Flying machines that need FBW to be controllable are … perhaps not suitable for use in large-scale transportation systems.

1 Like

The pressure falls off because the forward position of the engine nacelles causes them to produce lift at higher angles of attack. The forward position of the nacelles being, of course, dictated by the fact that it’s a 737, and they couldn’t make the nacelles bigger to support a larger diameter engine without moving them forward to let them come in front of the wing. Or they could redesign the entire wing to get longer landing gear, but then it wouldn’t be a 737.

It doesn’t need FBW to be controllable, but it would obviate the control pressure requirement of the applicable regulations. Also, almost every modern airliner (defined as one who’s control system was designed after '90) has FBW controls.

1 Like

How anyone thought it was OK for a single sensor to be able to modify control surfaces is just beyond my comprehension.

I am much more interested in the logic which sits between the AoA sensor(s) and the elevator trim.
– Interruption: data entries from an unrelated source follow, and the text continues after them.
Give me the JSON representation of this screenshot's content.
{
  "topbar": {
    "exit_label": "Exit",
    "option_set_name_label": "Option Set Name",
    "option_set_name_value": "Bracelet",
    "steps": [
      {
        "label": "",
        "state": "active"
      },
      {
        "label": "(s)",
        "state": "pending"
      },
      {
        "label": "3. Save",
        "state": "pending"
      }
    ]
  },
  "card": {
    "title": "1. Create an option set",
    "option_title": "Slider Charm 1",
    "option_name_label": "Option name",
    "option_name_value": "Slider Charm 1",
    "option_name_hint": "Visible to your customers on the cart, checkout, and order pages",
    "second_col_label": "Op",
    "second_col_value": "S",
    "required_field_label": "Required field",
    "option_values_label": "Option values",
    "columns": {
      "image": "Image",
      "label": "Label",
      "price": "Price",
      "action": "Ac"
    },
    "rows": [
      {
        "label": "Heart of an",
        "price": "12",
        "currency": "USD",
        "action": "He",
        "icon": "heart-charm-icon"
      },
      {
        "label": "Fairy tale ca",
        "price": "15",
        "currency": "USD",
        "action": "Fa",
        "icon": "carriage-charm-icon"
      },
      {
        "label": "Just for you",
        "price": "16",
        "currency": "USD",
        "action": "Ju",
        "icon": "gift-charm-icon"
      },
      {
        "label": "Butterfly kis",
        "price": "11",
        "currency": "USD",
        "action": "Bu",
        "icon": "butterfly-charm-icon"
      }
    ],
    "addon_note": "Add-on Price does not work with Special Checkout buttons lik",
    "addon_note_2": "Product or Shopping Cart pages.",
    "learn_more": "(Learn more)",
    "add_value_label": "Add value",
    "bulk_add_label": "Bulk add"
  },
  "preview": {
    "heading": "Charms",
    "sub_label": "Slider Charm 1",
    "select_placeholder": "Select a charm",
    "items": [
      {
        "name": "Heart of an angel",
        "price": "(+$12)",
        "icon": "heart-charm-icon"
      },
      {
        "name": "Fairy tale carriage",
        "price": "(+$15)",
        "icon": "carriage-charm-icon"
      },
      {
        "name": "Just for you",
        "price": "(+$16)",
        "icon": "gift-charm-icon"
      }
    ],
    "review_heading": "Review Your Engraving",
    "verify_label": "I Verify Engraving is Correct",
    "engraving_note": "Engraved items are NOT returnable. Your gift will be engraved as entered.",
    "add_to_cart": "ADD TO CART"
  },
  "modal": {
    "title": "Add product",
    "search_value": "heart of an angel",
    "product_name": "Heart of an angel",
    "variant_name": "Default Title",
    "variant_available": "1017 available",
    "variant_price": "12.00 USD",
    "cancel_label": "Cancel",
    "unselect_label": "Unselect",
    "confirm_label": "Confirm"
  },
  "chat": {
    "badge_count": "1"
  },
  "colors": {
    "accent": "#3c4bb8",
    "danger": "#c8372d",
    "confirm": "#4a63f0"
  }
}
Its this logic which should know never to put the aircraft dangerously out of trim. Even if it worked appropriately in the domain where it was expected to work (high angle of attack) the resulting nose down trim would make the aircraft difficult to control.

1 Like

How about Boeing Boeing to appeal to the happy mutants?

Yeah, the fact the trim cutout reset the logic allowing MCAS to put the plane in an extreme trim configuration is really messed up too. So much wrong with that system, it boggles the mind. But hey, allowing Boeing to self-certify sure cut that darned red tape, am I right?


How dumb do they think we are? All one has to do is look at the engines,

OK, so center of thrust is too far forward of the CG. That’s a controllability issue right there, reflected in the decrease of back pressure with AoA. (Consider: AoA is less than desired. Pilot pitches up. Decrease in back pressure causes pilot to overshoot. Pilot pitches down to compensate. Back pressure continues to run in the wrong direction, causing an overshoot. Oscillation. Which FBW is needed to damp out. Not good.)

It at least used to be that runaway trim was a ‘memory item’ in type certification. There are several failure modes that can cause an uncommanded trim excursion, and the checklist for correcting one (with the the chief item being, pull the circuit breaker for the jack screw motors) had to be demonstrated from memory, since in that scenario there isn’t time to look it up. (There weren’t many in-flight emergencies that weren’t responded to with a printed checklist, but that was one of them.)

I don’t know what the current training standard is. While runaway trim is surely horrific, lack of pilot response is an identifiable contributing factor. (No, this does NOT exonerate the manufacturer.)

I am at work so I can’t really look it up, but I remember reading that on the old planes the cutout switch would disable auto-trim until manually re-enabled, but with the new system it would only cut it out temporarily then when MCAS detected it was ‘needed’ it would kick back in, but in the process forget that it had already trimmed down allowing the trim setting to move the full range (I think a few degrees) again. So if the pilots used the trim cutout as they would on the older planes, they were actually making the situation worse and worse with every cutout until the aircraft became completely uncontrollable.

I’m sure this will be taught in schools someday, the same way I learned all about the Therac-25 in my software engineering classes.

1 Like